The sub-committee of materials engineer in chemical process industry has been composed of materials and its relating engineers in chemical companies, its retirees and professors of university, and have actively continued more than 15 years. The field material related problems proposed by the member are discussed seriously in this committee. The results of these discussion are summarized and are accumulated in “Q&A data base” that is carried at this committee’s homepage, and is applied by the members. Through these activities, the member's ability to solve the materials problem could be improved, and technical knowledge would be transferred and also the knowledge base would be prepared.
The slow strain rate testing (SSRT) on JIS Class 1, Class 2, Class 3, and Class 4 of commercially pure titanium (CP-Ti) was carried out in a hydrogen gas under high temperatures to 300℃ and high pressures to 75MPa. The degree of embrittlement in the hydrogen gas was evaluated from the tensile strength, the elongation and the reduction of area with respect to those measured in air at the same temperatures but under atmospheric pressure. It was revealed that the tensile strengths of the CP-Tis did not reduce regardless of their classes even in the hydrogen gas at a high pressure of 75MPa. The elongation and the reduction area at 100℃ rather increased in the high-pressure hydrogen gas than those in air.

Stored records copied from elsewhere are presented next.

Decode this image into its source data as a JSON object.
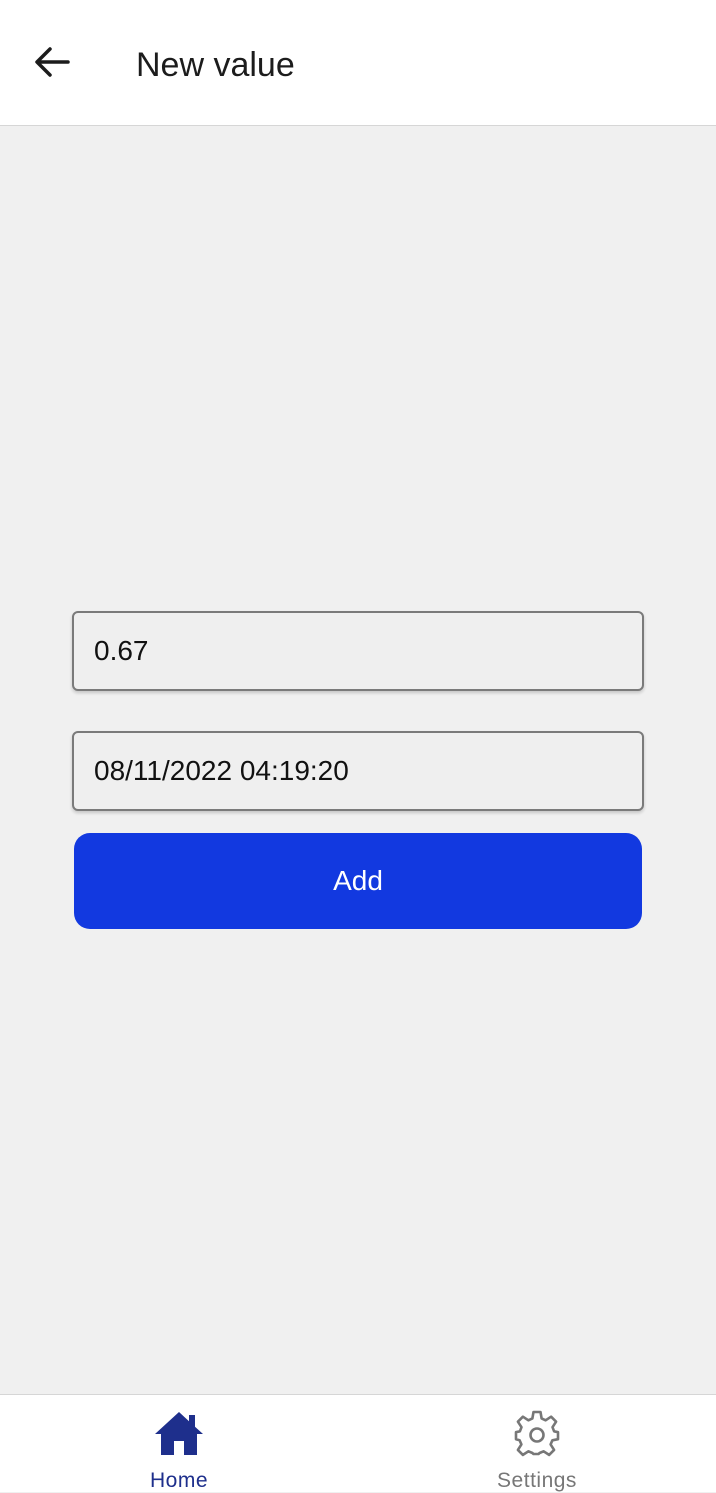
{
  "header": {
    "back_icon": "arrow-left-icon",
    "title": "New value"
  },
  "form": {
    "value_input": "0.67",
    "date_input": "08/11/2022 04:19:20",
    "add_label": "Add"
  },
  "tabs": [
    {
      "label": "Home",
      "icon": "home-icon",
      "active": true
    },
    {
      "label": "Settings",
      "icon": "gear-icon",
      "active": false
    }
  ],
  "colors": {
    "accent": "#1239e0",
    "active_tab": "#1e2f8c",
    "inactive_tab": "#777777",
    "background": "#f0f0f0"
  }
}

An ultrathin two-dimensional polymer coating was prepared on a passivated iron electrode and then the passive film was healed by immersion treatment in 0.1 M NaNO3. The time required for passive film breakdown, tbd was measured by monitoring the open-circuit potential in 0.1 M solutions of four anions. The protective efficiencies of the passivated, polymer-coated and healed electrodes were extremely high, around 99.9% before tbd and hence, complete protection against corrosion of iron was accomplished, unless the passive film was broken down. On the other hand, the tbd values of the passivated Fe electrode, tbd0 have been determined in 0.1 M solutions of 14 different anions. In the present investigation, the tbd values of the passivated electrode covered with the polymer coating, tbd1 and those of the passivated, polymer-coated and healed electrode, tbd2 are estimated from tbd0. These values are discussed using classifications of anions based on the hard and soft acids and bases principle. Further, the effect of anion concentration on the tbd2 value is discussed.